** Extracted material follows **

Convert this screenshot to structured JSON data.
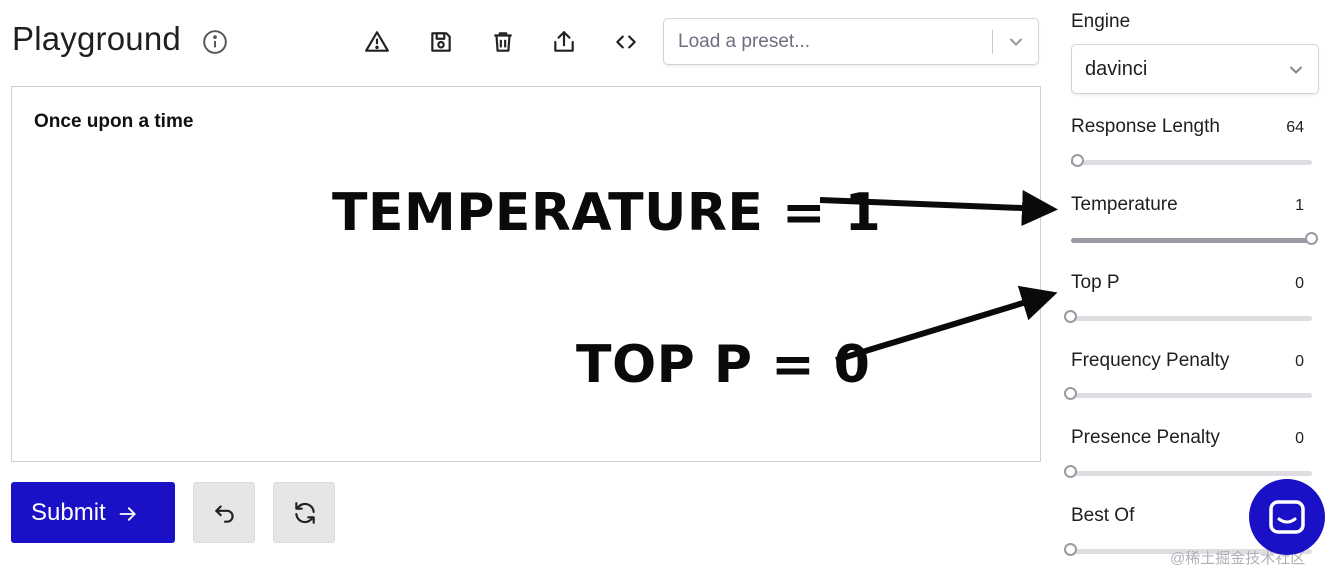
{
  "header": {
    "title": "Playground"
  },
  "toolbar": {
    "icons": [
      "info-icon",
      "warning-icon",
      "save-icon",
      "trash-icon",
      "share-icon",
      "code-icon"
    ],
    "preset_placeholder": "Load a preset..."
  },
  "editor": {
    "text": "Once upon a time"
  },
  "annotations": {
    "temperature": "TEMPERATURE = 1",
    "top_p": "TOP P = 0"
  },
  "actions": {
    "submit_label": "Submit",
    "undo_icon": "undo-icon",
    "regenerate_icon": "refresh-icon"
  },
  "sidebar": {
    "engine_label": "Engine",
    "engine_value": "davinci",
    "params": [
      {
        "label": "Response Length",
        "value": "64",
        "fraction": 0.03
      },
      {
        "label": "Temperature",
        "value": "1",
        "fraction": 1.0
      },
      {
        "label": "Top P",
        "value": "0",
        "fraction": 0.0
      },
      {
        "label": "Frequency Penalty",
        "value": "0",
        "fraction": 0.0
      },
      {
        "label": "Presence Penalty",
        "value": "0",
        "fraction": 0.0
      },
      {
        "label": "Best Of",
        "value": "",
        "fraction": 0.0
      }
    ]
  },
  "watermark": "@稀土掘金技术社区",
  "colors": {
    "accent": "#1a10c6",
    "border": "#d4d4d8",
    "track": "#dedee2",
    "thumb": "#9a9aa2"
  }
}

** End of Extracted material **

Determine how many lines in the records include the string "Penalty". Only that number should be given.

2